*Task to carry out:*
Your answer should repeat every record verbatim.

Data excerpts START

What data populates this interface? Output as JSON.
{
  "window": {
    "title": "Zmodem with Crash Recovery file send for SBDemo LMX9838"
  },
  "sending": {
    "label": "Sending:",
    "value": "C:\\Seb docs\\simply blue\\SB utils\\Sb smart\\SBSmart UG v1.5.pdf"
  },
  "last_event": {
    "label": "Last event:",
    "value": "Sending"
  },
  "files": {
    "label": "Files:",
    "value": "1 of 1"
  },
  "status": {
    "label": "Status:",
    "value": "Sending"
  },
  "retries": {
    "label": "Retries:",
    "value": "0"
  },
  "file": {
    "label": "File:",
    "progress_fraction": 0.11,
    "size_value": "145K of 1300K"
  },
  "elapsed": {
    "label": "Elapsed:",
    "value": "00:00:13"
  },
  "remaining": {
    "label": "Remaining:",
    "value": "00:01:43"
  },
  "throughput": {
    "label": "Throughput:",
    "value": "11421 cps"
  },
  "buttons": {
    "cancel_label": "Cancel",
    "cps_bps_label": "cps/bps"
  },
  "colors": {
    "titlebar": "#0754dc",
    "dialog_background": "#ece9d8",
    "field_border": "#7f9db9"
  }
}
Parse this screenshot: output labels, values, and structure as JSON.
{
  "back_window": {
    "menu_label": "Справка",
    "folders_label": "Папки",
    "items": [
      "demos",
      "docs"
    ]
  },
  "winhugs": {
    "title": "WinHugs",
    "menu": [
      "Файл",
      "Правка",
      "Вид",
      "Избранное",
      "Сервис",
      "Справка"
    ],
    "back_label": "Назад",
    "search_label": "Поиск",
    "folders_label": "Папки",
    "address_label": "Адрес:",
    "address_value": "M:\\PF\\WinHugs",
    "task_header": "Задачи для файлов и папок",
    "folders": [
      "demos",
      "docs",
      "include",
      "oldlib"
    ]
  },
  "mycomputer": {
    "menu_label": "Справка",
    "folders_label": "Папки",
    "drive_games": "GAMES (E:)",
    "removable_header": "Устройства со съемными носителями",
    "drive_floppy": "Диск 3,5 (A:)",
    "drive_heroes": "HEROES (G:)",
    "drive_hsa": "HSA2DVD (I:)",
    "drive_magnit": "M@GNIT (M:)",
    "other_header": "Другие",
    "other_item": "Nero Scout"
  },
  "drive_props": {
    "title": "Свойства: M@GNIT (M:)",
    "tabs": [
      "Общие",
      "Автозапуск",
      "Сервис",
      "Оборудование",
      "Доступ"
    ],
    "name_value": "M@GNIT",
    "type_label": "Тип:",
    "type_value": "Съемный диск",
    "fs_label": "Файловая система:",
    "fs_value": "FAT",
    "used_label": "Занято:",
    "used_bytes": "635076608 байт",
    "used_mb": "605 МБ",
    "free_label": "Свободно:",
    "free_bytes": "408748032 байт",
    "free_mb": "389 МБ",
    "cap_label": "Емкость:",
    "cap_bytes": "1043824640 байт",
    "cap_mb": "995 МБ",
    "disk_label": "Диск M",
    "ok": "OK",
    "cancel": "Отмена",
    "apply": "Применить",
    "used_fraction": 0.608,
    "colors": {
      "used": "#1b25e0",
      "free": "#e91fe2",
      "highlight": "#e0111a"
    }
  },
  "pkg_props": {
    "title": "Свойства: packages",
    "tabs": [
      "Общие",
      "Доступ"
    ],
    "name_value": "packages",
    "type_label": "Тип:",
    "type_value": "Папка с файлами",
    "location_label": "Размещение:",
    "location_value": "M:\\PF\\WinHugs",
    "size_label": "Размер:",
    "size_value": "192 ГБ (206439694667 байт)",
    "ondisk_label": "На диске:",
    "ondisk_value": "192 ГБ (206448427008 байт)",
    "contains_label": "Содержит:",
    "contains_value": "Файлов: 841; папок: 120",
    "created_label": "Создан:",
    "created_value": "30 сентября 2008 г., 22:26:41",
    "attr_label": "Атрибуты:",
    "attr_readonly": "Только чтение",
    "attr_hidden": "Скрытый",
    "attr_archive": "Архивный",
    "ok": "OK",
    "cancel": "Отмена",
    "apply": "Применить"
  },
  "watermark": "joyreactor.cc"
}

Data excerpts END

*Written response:*
What data populates this interface? Output as JSON.
{
  "window": {
    "title": "Zmodem with Crash Recovery file send for SBDemo LMX9838"
  },
  "sending": {
    "label": "Sending:",
    "value": "C:\\Seb docs\\simply blue\\SB utils\\Sb smart\\SBSmart UG v1.5.pdf"
  },
  "last_event": {
    "label": "Last event:",
    "value": "Sending"
  },
  "files": {
    "label": "Files:",
    "value": "1 of 1"
  },
  "status": {
    "label": "Status:",
    "value": "Sending"
  },
  "retries": {
    "label": "Retries:",
    "value": "0"
  },
  "file": {
    "label": "File:",
    "progress_fraction": 0.11,
    "size_value": "145K of 1300K"
  },
  "elapsed": {
    "label": "Elapsed:",
    "value": "00:00:13"
  },
  "remaining": {
    "label": "Remaining:",
    "value": "00:01:43"
  },
  "throughput": {
    "label": "Throughput:",
    "value": "11421 cps"
  },
  "buttons": {
    "cancel_label": "Cancel",
    "cps_bps_label": "cps/bps"
  },
  "colors": {
    "titlebar": "#0754dc",
    "dialog_background": "#ece9d8",
    "field_border": "#7f9db9"
  }
}
Parse this screenshot: output labels, values, and structure as JSON.
{
  "back_window": {
    "menu_label": "Справка",
    "folders_label": "Папки",
    "items": [
      "demos",
      "docs"
    ]
  },
  "winhugs": {
    "title": "WinHugs",
    "menu": [
      "Файл",
      "Правка",
      "Вид",
      "Избранное",
      "Сервис",
      "Справка"
    ],
    "back_label": "Назад",
    "search_label": "Поиск",
    "folders_label": "Папки",
    "address_label": "Адрес:",
    "address_value": "M:\\PF\\WinHugs",
    "task_header": "Задачи для файлов и папок",
    "folders": [
      "demos",
      "docs",
      "include",
      "oldlib"
    ]
  },
  "mycomputer": {
    "menu_label": "Справка",
    "folders_label": "Папки",
    "drive_games": "GAMES (E:)",
    "removable_header": "Устройства со съемными носителями",
    "drive_floppy": "Диск 3,5 (A:)",
    "drive_heroes": "HEROES (G:)",
    "drive_hsa": "HSA2DVD (I:)",
    "drive_magnit": "M@GNIT (M:)",
    "other_header": "Другие",
    "other_item": "Nero Scout"
  },
  "drive_props": {
    "title": "Свойства: M@GNIT (M:)",
    "tabs": [
      "Общие",
      "Автозапуск",
      "Сервис",
      "Оборудование",
      "Доступ"
    ],
    "name_value": "M@GNIT",
    "type_label": "Тип:",
    "type_value": "Съемный диск",
    "fs_label": "Файловая система:",
    "fs_value": "FAT",
    "used_label": "Занято:",
    "used_bytes": "635076608 байт",
    "used_mb": "605 МБ",
    "free_label": "Свободно:",
    "free_bytes": "408748032 байт",
    "free_mb": "389 МБ",
    "cap_label": "Емкость:",
    "cap_bytes": "1043824640 байт",
    "cap_mb": "995 МБ",
    "disk_label": "Диск M",
    "ok": "OK",
    "cancel": "Отмена",
    "apply": "Применить",
    "used_fraction": 0.608,
    "colors": {
      "used": "#1b25e0",
      "free": "#e91fe2",
      "highlight": "#e0111a"
    }
  },
  "pkg_props": {
    "title": "Свойства: packages",
    "tabs": [
      "Общие",
      "Доступ"
    ],
    "name_value": "packages",
    "type_label": "Тип:",
    "type_value": "Папка с файлами",
    "location_label": "Размещение:",
    "location_value": "M:\\PF\\WinHugs",
    "size_label": "Размер:",
    "size_value": "192 ГБ (206439694667 байт)",
    "ondisk_label": "На диске:",
    "ondisk_value": "192 ГБ (206448427008 байт)",
    "contains_label": "Содержит:",
    "contains_value": "Файлов: 841; папок: 120",
    "created_label": "Создан:",
    "created_value": "30 сентября 2008 г., 22:26:41",
    "attr_label": "Атрибуты:",
    "attr_readonly": "Только чтение",
    "attr_hidden": "Скрытый",
    "attr_archive": "Архивный",
    "ok": "OK",
    "cancel": "Отмена",
    "apply": "Применить"
  },
  "watermark": "joyreactor.cc"
}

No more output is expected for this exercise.